cast, the opportunity to give back to fans has been its own reward. From Make-A-Wish to Feeding America to St. Jude Children's Hospital, the HSM
stars have brightened the lives of children across the country. "It's a very humbling experience," Efron says of working with the Make-A-Wish children, all of whom are coping with life-threatening medical conditions. "The fact that for a minute we can let them forget about whatever issues they are currently going through and take them into the High School Musical
world, which is more carefree and fun. That's a pretty thrilling aspect of it."
Naturally, the kids are pretty thrilled themselves. "The High School Musical
cast always treats the kids like VIPs," says Brent Goodrich, spokesman for the Make-A-Wish foundation. "It's something the kids carry with them for a long time afterwards." Upon meeting her idol Zac, "I was really freaking out and shaking!" says Anna, 11, who battles a condition that prevents her body from metabolizing some proteins. "I am really glad I met him. He makes me so happy."
Those are the moments that mean the most, says Ashley Tisdale
, who is also active with Make-A-Wish. The kids "have such amazing spirits and their personalities are so beautiful," says Tisdale, recalling an especially memorable encounter with a spunky little girl during a set visit on HSM3

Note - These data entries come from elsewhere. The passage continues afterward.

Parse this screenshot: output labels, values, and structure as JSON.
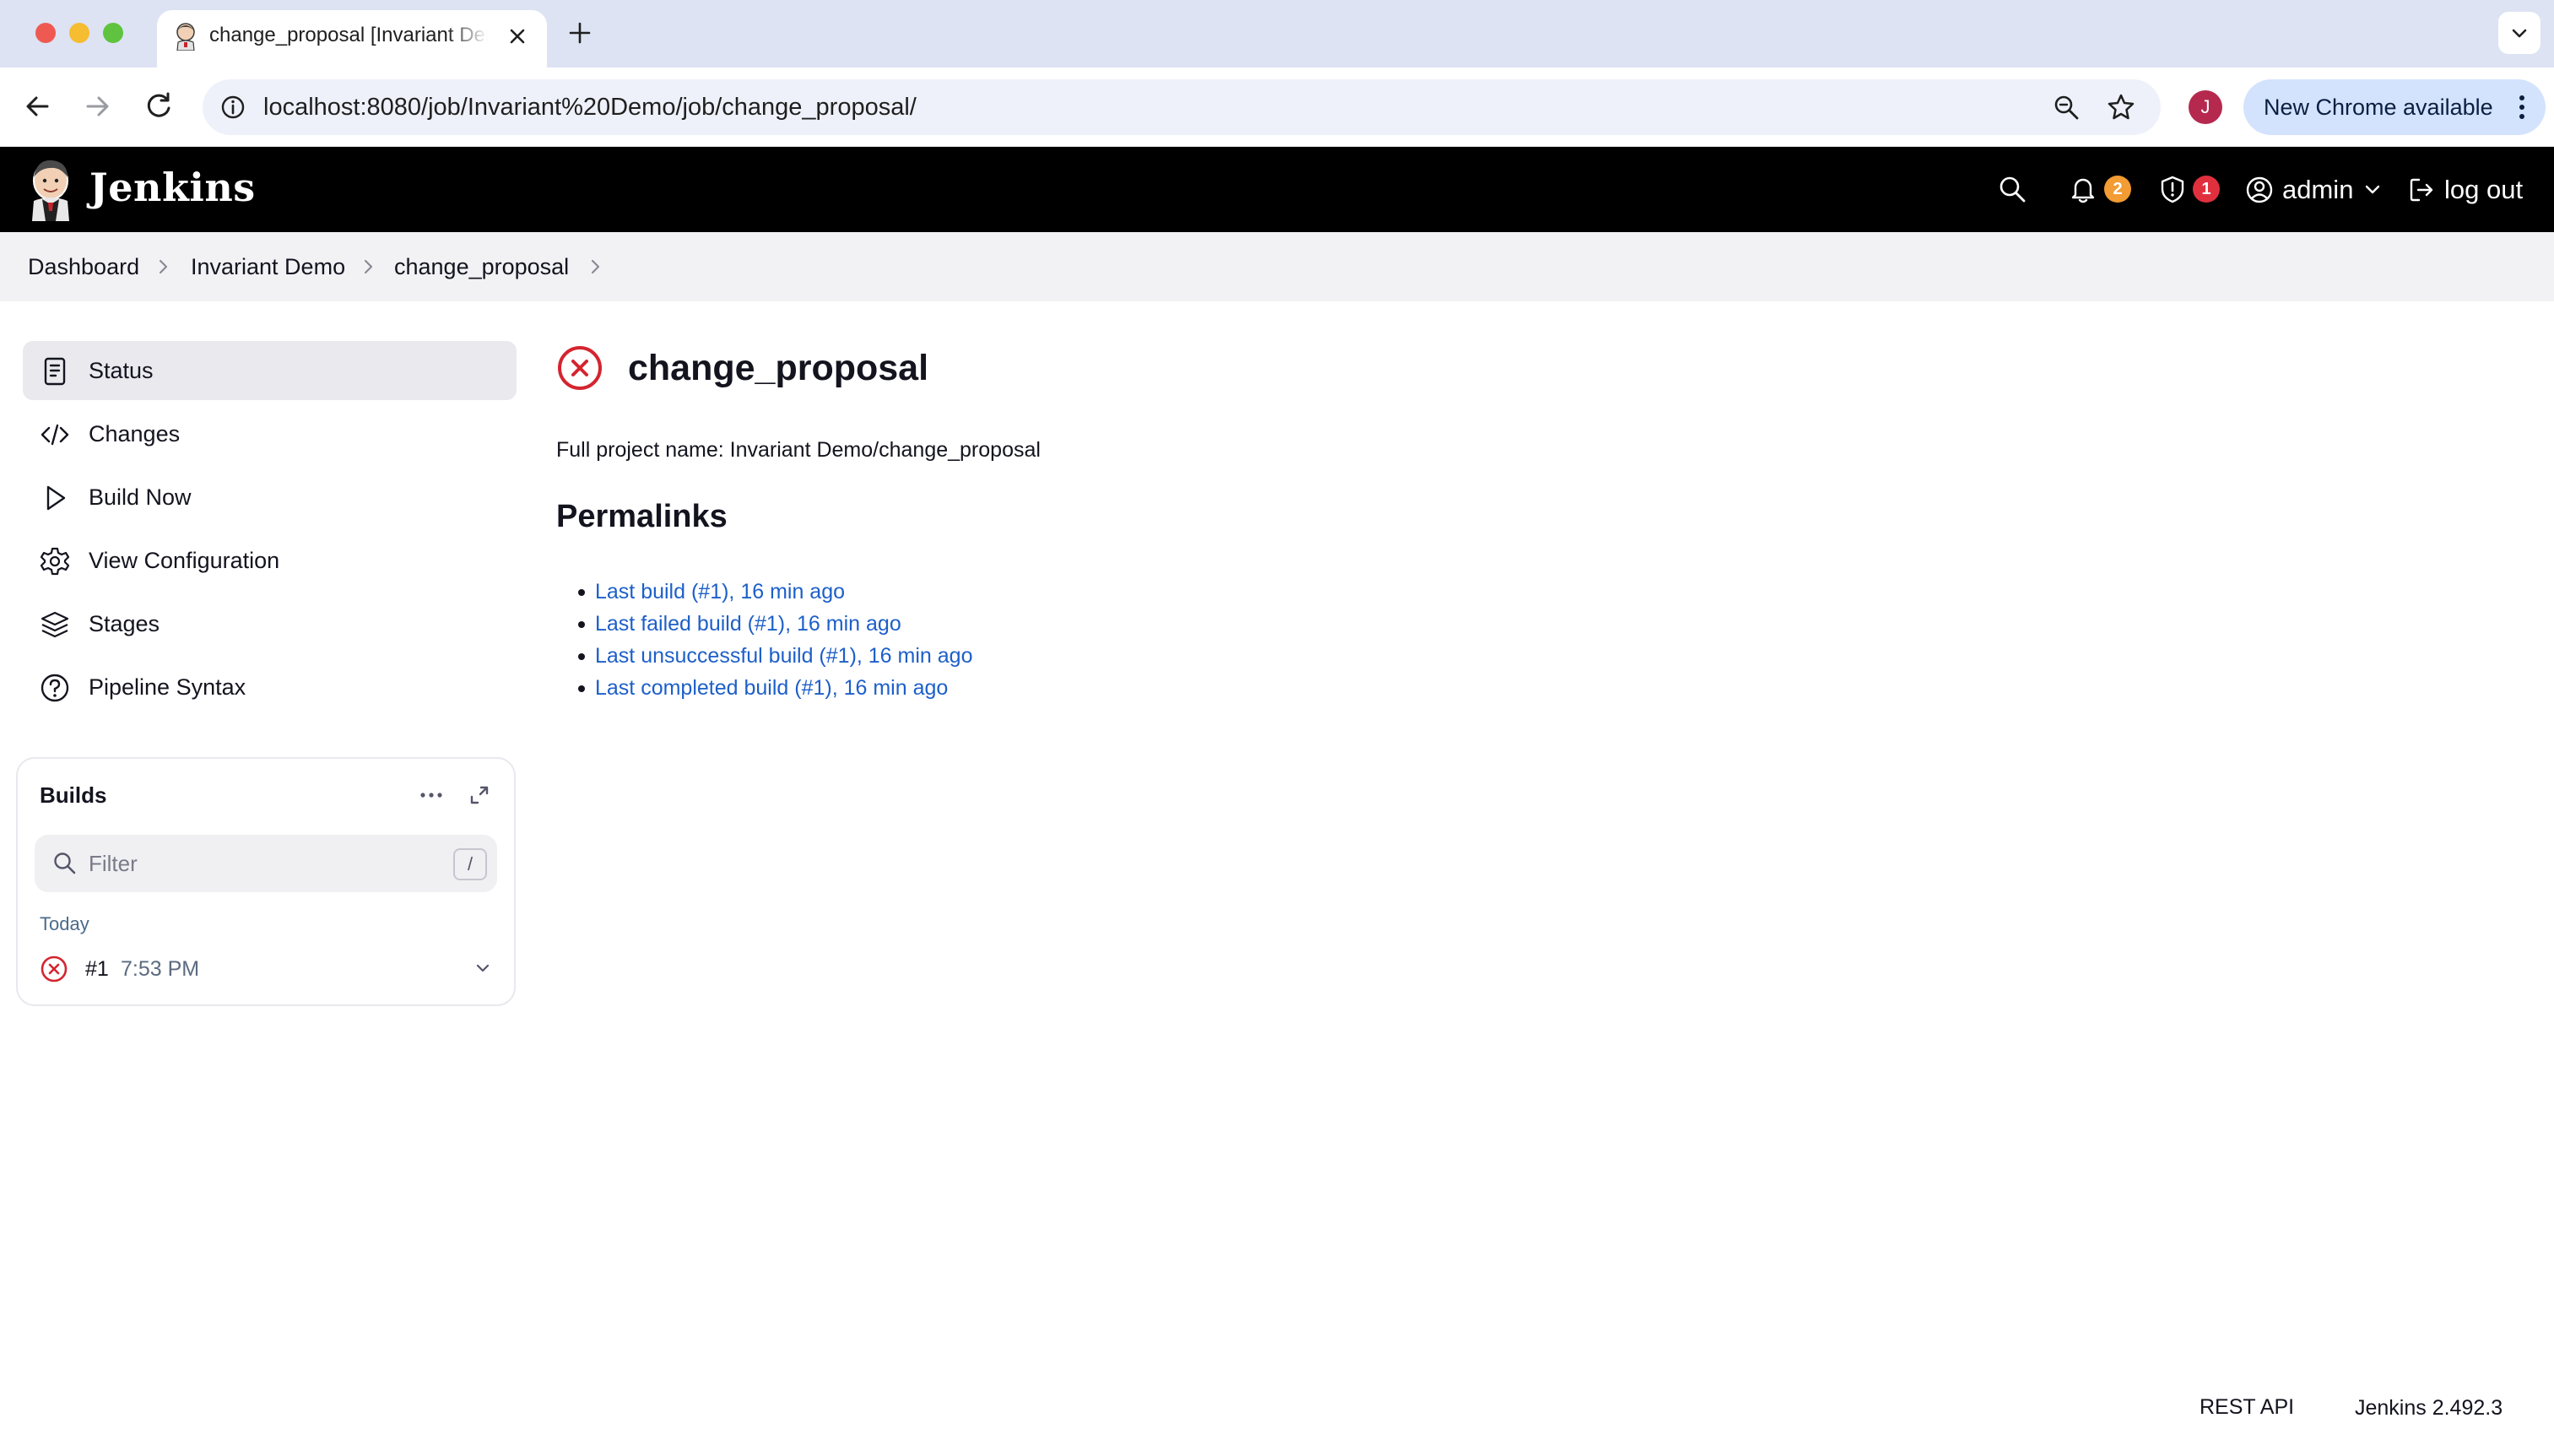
{
  "browser": {
    "tab_title": "change_proposal [Invariant Demo] [Jenkins]",
    "url": "localhost:8080/job/Invariant%20Demo/job/change_proposal/",
    "profile_initial": "J",
    "update_label": "New Chrome available"
  },
  "header": {
    "app_name": "Jenkins",
    "notifications_count": "2",
    "security_count": "1",
    "user": "admin",
    "logout": "log out"
  },
  "breadcrumb": [
    "Dashboard",
    "Invariant Demo",
    "change_proposal"
  ],
  "sidebar": {
    "items": [
      {
        "label": "Status",
        "icon": "status-doc-icon",
        "active": true
      },
      {
        "label": "Changes",
        "icon": "code-icon"
      },
      {
        "label": "Build Now",
        "icon": "play-icon"
      },
      {
        "label": "View Configuration",
        "icon": "gear-icon"
      },
      {
        "label": "Stages",
        "icon": "layers-icon"
      },
      {
        "label": "Pipeline Syntax",
        "icon": "help-icon"
      }
    ]
  },
  "builds": {
    "title": "Builds",
    "filter_placeholder": "Filter",
    "filter_key": "/",
    "group": "Today",
    "items": [
      {
        "number": "#1",
        "time": "7:53 PM",
        "status": "failed"
      }
    ]
  },
  "main": {
    "title": "change_proposal",
    "full_name": "Full project name: Invariant Demo/change_proposal",
    "permalinks_heading": "Permalinks",
    "permalinks": [
      "Last build (#1), 16 min ago",
      "Last failed build (#1), 16 min ago",
      "Last unsuccessful build (#1), 16 min ago",
      "Last completed build (#1), 16 min ago"
    ]
  },
  "footer": {
    "rest_api": "REST API",
    "version": "Jenkins 2.492.3"
  },
  "colors": {
    "header_bg": "#000000",
    "link": "#1d5fc9",
    "failed": "#d4252f",
    "badge_notifications": "#f39c33",
    "badge_security": "#e0303e"
  }
}
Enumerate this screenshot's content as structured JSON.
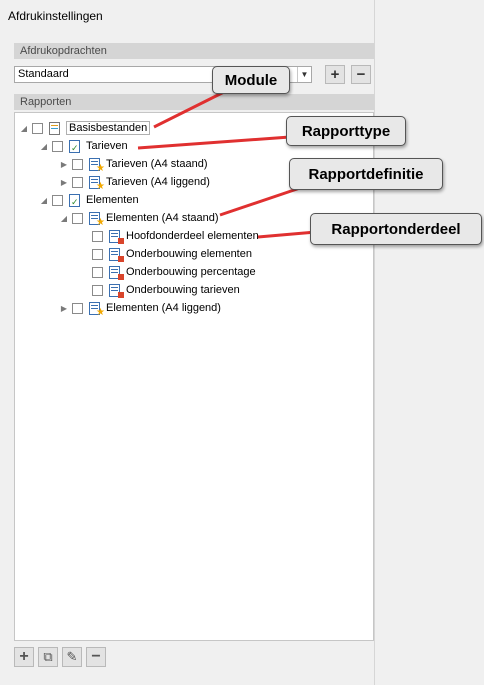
{
  "window": {
    "title": "Afdrukinstellingen"
  },
  "print_jobs": {
    "header": "Afdrukopdrachten",
    "selected": "Standaard",
    "add_label": "+",
    "remove_label": "−"
  },
  "reports": {
    "header": "Rapporten",
    "tree": {
      "module": "Basisbestanden",
      "type1": "Tarieven",
      "type1_defs": [
        "Tarieven (A4 staand)",
        "Tarieven (A4 liggend)"
      ],
      "type2": "Elementen",
      "type2_def1": "Elementen (A4 staand)",
      "parts": [
        "Hoofdonderdeel elementen",
        "Onderbouwing elementen",
        "Onderbouwing percentage",
        "Onderbouwing tarieven"
      ],
      "type2_def2": "Elementen (A4 liggend)"
    }
  },
  "callouts": {
    "module": "Module",
    "report_type": "Rapporttype",
    "report_definition": "Rapportdefinitie",
    "report_part": "Rapportonderdeel"
  },
  "colors": {
    "arrow": "#e03030",
    "callout_bg": "#e8e8e8"
  }
}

. "Everyone was like, 'She loves you, Ashley. She wants to meet Sharpay,'" says Tisdale. "So I went down there and I had my dog Maui with me and the little girl, all she wanted was to be with Maui! It was all about my dog!"
For Monique Coleman, giving back means setting a good example for fans. "I wanted to show that I stand for something more important than what I am doing on the screen," says the star, who is raising awareness of childhood hunger in the U.S. as an active supporter of Feeding America.
Some of the work can be heartbreaking. Corbin Bleu
recalls meeting with a young girl on the set of HSM3
who died of cancer soon after. "Her family sent me a letter thanking me for spending time with her and saying that some of her last moments were really wonderful because of it," says Bleu, who is involved with the Starlight Children's Foundation. "It showed me that time is so crucial."
It's a lesson that all of the HSM
stars carry with them, along with the memories of the kids whose lives they touch—and who inspire them right back. "It's nice that we can make these kids forget what their life is like for a couple minutes," says Tisdale. "That's what gets me thinking, 'Oh yeah, that's why I do this.'"